    Once there choose to add a group and in my example find the “Remote Desktop Users” group and after that add the user or group you want to add to the local machines which that particular group policy object applies to. More information about restricted groups can be found at http://support.microsoft.com/?id=810076

  • HOW TO: Clean out Windows\Installer folder correctly

    Posted on May 16th, 2009 By Andreas Stenhall + 7 comments

    When disk space is running out on a system disk, may it be on a server or a client, there are certain things to clean out. One of them being the %SYSTEMDRIVE%\Windows\Installer folder. You cannot under any circumstances delete files from this folder manually as this not only may but most likely will break software that is installed using MSI files, or Windows Installer files.

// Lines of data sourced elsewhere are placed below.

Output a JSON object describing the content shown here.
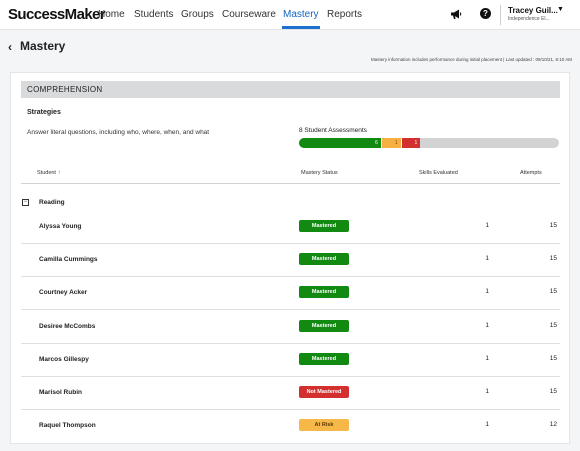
{
  "nav": {
    "logo": "SuccessMaker",
    "items": [
      "Home",
      "Students",
      "Groups",
      "Courseware",
      "Mastery",
      "Reports"
    ],
    "active": "Mastery",
    "user_name": "Tracey Guil...",
    "user_school": "Independence El..."
  },
  "page": {
    "title": "Mastery",
    "note": "Mastery information includes performance during initial placement  |  Last updated : 09/10/21, 8:10 AM"
  },
  "section": {
    "title": "COMPREHENSION",
    "subtitle": "Strategies",
    "skill": "Answer literal questions, including who, where, when, and what",
    "assessments_label": "8 Student Assessments",
    "progress": {
      "total": 8,
      "mastered": 6,
      "at_risk": 1,
      "not_mastered": 1,
      "colors": {
        "mastered": "#128a12",
        "at_risk": "#f5b041",
        "not_mastered": "#d32f2f",
        "empty": "#d3d3d3"
      }
    }
  },
  "table": {
    "headers": {
      "student": "Student",
      "status": "Mastery Status",
      "skills": "Skills Evaluated",
      "attempts": "Attempts"
    },
    "group": "Reading",
    "rows": [
      {
        "name": "Alyssa Young",
        "status": "Mastered",
        "skills": "1",
        "attempts": "15"
      },
      {
        "name": "Camilla Cummings",
        "status": "Mastered",
        "skills": "1",
        "attempts": "15"
      },
      {
        "name": "Courtney Acker",
        "status": "Mastered",
        "skills": "1",
        "attempts": "15"
      },
      {
        "name": "Desiree McCombs",
        "status": "Mastered",
        "skills": "1",
        "attempts": "15"
      },
      {
        "name": "Marcos Gillespy",
        "status": "Mastered",
        "skills": "1",
        "attempts": "15"
      },
      {
        "name": "Marisol Rubin",
        "status": "Not Mastered",
        "skills": "1",
        "attempts": "15"
      },
      {
        "name": "Raquel Thompson",
        "status": "At Risk",
        "skills": "1",
        "attempts": "12"
      }
    ]
  }
}
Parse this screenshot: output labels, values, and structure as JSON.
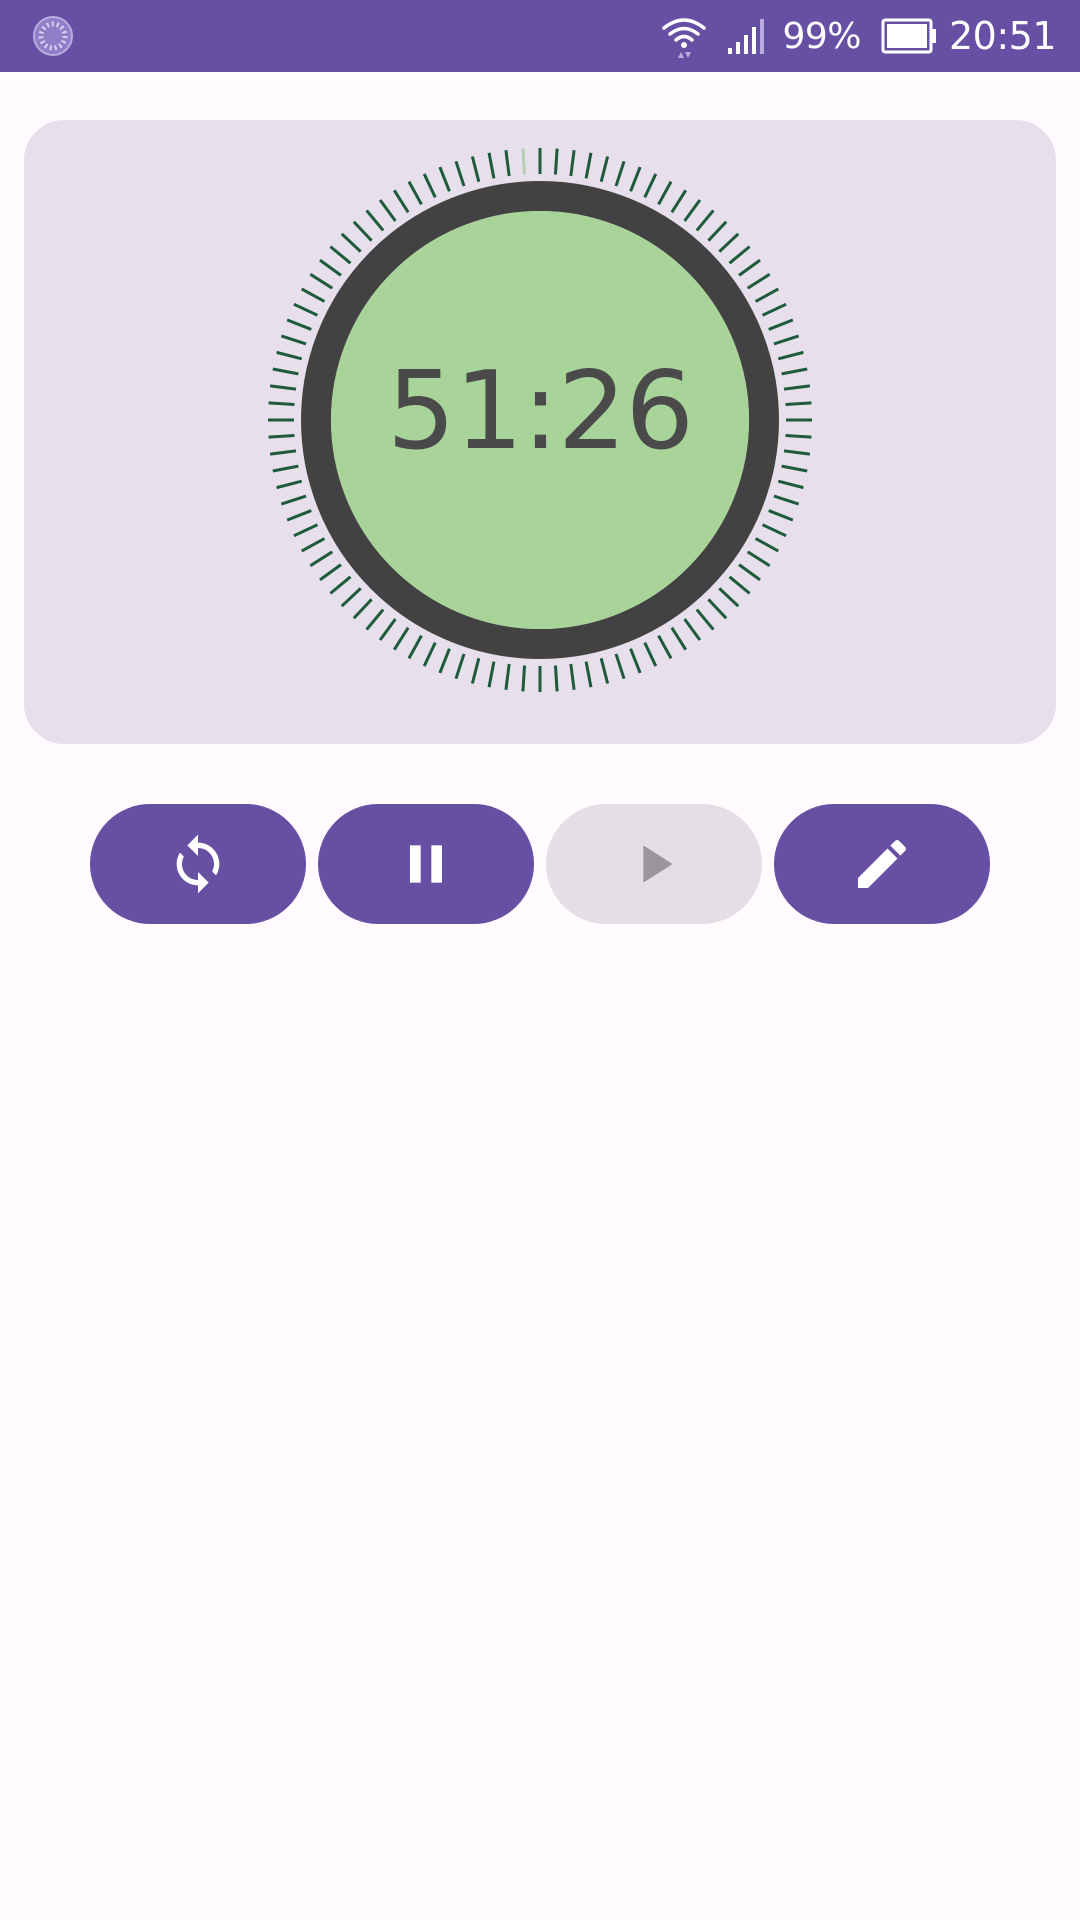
{
  "status_bar": {
    "battery_level": "99%",
    "clock": "20:51",
    "app_icon": "loading-spinner-icon",
    "icons": [
      "wifi-icon",
      "signal-icon",
      "battery-icon"
    ],
    "background_color": "#6750a4"
  },
  "timer": {
    "display": "51:26",
    "dial_color": "#a8d49a",
    "ring_color": "#424242",
    "tick_color": "#1e5a3c",
    "progress": 0.01
  },
  "controls": {
    "buttons": [
      {
        "name": "restart-button",
        "icon": "sync-icon",
        "enabled": true
      },
      {
        "name": "pause-button",
        "icon": "pause-icon",
        "enabled": true
      },
      {
        "name": "play-button",
        "icon": "play-icon",
        "enabled": false
      },
      {
        "name": "edit-button",
        "icon": "pencil-icon",
        "enabled": true
      }
    ],
    "accent_color": "#6750a4"
  }
}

    The %SYSTEMDRIVE%\Windows\Installer folder is a cache for installation files and patches (MSP files) and removing those will cause you to not being able to repair or uninstall applications, and in some cases not removing patches or applying new patches to software. In the event when you actually did delete this cache you can rebuild the files you need manually by extracting the files from original installation media, from patch packages etc but this is a time consuming and not that easy task to accomplish.

    But let me get to the point. If you do want to free disk space you can clean out the %SYSTEMDRIVE%\Windows\Installer folder by downloading Windows Installer Cleanup Utility (NOTE: This tool has been retired and is no longer available from Microsoft) and then running the command

    msizap.exe G!

    When running this, the installer and patch packages are enumerated and unreferenced packages are considered to be safe to delete and are thereby also deleted. Depending on the age of the system and the number of applications installed, this action can free a significant amount of disk space.

  • Windows XP mode for Windows 7!

    Posted on April 25th, 2009 By Andreas Stenhall + No comments

    So it seams it isn’t a secret anymore that Windoyws 7 will get a feature (separate download) that using the latest Virtual PC technologies will make it possible to run applications in Windows XP directly integreated into the Windows 7  operating system. The feature is almost the same as MED-V which accomplishes basically the same thing, but The “Windows XP mode” has advantages like it is available for anyone running Windows 7 Professional, Enterprise or Ultimate SKUs.

    With this Microsoft can guarantee compatilibty in a way no one could ever expect. This also makes the step from Windows XP to Windows 7 much easier and now there cannot be any apps holiding anyone back from upgrading the clients to Windows 7.

    More information: Winsupersite

  • Troubleshoot and analyze Blue Screens of Death

    Posted on July 23rd, 2008 By Andreas Stenhall + No comments

    TechRepublic has written a post on how to Extract troubleshooting info from Windows XP BSOD error messages. This is good, but I must say that extracting even more information from the memory crash dump file is even better. If you’ve missed my guide on how to do this you have it right here:

    Troubleshoot and analyze Blue Screens of Death